[Dataset records]
::::::

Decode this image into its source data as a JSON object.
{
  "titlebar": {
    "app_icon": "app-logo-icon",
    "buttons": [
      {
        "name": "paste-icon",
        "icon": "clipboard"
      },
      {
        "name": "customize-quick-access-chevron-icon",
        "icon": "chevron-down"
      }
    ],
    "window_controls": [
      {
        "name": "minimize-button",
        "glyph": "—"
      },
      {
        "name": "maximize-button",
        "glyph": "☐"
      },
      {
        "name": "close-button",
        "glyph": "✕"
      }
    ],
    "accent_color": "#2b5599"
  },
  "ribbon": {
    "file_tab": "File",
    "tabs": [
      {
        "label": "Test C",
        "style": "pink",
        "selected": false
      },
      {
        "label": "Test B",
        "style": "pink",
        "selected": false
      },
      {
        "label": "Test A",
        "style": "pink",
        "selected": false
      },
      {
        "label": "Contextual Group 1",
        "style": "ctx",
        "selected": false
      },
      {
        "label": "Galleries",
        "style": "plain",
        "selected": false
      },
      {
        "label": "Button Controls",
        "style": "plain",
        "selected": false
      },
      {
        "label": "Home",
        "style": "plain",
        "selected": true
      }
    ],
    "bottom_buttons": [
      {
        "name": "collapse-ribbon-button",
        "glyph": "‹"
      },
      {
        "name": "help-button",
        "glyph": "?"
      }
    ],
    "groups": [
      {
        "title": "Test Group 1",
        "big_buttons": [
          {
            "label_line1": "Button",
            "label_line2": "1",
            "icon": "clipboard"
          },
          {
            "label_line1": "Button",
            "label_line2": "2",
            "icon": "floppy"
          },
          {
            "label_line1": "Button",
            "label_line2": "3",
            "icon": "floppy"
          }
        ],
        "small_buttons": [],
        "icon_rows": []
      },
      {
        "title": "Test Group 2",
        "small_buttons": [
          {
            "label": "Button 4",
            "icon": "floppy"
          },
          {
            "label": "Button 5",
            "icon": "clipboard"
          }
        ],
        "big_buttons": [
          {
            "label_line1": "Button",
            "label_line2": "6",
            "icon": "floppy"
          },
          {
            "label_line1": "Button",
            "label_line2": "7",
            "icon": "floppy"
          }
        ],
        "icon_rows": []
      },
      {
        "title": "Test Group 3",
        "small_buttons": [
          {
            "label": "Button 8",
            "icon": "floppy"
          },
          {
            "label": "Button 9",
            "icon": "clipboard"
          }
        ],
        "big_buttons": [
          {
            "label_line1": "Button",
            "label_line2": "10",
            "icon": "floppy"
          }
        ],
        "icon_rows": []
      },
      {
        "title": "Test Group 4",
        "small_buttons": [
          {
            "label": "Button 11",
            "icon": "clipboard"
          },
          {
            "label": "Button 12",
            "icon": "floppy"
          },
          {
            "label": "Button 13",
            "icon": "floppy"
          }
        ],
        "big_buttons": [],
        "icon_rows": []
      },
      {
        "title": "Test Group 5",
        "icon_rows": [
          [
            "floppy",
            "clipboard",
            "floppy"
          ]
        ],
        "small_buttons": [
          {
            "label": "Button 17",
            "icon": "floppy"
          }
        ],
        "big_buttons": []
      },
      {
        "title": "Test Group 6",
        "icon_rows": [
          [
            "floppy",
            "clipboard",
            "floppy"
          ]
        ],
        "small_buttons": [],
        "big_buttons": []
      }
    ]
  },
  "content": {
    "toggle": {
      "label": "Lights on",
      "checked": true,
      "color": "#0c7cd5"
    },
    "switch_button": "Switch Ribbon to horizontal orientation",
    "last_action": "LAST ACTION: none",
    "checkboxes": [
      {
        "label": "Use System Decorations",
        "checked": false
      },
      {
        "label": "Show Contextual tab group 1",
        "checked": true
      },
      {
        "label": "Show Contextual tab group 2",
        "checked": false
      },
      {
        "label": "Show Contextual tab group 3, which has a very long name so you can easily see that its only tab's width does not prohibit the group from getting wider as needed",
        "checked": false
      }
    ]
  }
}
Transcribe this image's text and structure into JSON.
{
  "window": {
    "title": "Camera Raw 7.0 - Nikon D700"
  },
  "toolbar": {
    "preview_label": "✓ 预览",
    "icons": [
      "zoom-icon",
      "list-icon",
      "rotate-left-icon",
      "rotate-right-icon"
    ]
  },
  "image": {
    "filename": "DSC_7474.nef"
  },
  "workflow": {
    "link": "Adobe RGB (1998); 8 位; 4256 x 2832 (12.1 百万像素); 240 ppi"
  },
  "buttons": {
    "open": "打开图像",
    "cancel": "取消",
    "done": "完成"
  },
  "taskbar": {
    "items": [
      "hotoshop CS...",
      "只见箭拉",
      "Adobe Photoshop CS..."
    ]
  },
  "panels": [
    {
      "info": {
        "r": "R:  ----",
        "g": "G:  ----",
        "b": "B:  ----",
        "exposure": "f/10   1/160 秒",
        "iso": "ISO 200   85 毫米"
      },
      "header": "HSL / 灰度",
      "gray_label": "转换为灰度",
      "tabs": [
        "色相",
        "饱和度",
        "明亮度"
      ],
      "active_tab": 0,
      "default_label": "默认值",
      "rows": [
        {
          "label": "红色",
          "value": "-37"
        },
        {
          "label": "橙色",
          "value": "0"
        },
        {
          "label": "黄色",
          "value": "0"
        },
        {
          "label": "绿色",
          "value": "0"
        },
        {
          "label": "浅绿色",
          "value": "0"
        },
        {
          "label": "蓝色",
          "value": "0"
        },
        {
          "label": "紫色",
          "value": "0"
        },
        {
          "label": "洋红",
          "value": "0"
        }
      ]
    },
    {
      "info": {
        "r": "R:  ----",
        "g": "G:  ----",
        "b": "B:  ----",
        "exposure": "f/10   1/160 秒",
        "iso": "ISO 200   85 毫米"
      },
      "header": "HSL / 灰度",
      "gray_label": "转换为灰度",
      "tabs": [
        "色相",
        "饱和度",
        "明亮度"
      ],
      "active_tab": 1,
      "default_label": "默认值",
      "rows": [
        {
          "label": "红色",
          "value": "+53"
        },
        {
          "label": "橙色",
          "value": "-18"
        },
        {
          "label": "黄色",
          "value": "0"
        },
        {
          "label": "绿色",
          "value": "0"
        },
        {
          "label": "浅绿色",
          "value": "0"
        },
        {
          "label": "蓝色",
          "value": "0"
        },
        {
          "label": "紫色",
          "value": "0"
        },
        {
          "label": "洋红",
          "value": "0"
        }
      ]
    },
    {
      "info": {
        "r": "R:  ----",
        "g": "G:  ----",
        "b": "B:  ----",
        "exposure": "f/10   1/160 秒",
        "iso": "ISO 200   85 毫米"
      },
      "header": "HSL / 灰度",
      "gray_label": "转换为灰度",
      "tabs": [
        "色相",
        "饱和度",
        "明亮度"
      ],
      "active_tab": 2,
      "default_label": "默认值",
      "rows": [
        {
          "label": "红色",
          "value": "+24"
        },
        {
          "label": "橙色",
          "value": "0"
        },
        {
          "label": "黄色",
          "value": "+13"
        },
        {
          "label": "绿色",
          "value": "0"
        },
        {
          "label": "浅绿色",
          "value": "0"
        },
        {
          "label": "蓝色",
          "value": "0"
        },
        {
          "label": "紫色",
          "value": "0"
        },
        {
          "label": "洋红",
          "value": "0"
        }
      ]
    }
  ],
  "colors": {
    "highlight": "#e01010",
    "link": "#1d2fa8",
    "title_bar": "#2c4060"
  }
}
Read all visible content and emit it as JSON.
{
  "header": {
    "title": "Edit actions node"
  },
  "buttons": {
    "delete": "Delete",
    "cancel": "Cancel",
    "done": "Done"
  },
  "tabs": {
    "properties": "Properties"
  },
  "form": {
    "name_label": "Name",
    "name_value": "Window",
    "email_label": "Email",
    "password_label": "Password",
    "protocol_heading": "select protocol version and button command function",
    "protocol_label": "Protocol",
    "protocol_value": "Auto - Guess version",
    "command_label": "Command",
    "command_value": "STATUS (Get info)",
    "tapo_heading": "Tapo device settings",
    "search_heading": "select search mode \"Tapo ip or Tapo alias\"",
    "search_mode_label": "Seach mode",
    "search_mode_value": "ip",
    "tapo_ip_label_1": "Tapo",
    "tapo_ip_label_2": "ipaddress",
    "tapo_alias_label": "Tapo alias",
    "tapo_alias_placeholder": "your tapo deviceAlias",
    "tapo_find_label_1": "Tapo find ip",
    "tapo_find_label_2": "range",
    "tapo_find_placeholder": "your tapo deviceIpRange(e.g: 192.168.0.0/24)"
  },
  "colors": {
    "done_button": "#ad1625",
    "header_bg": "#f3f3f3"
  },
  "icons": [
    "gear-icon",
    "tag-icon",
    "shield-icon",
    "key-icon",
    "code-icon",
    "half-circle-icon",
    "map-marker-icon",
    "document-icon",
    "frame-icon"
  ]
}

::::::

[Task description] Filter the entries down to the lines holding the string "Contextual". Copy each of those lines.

[Task solution]
        "label": "Contextual Group 1",
        "label": "Show Contextual tab group 1",
        "label": "Show Contextual tab group 2",
        "label": "Show Contextual tab group 3, which has a very long name so you can easily see that its only tab's width does not prohibit the group from getting wider as needed",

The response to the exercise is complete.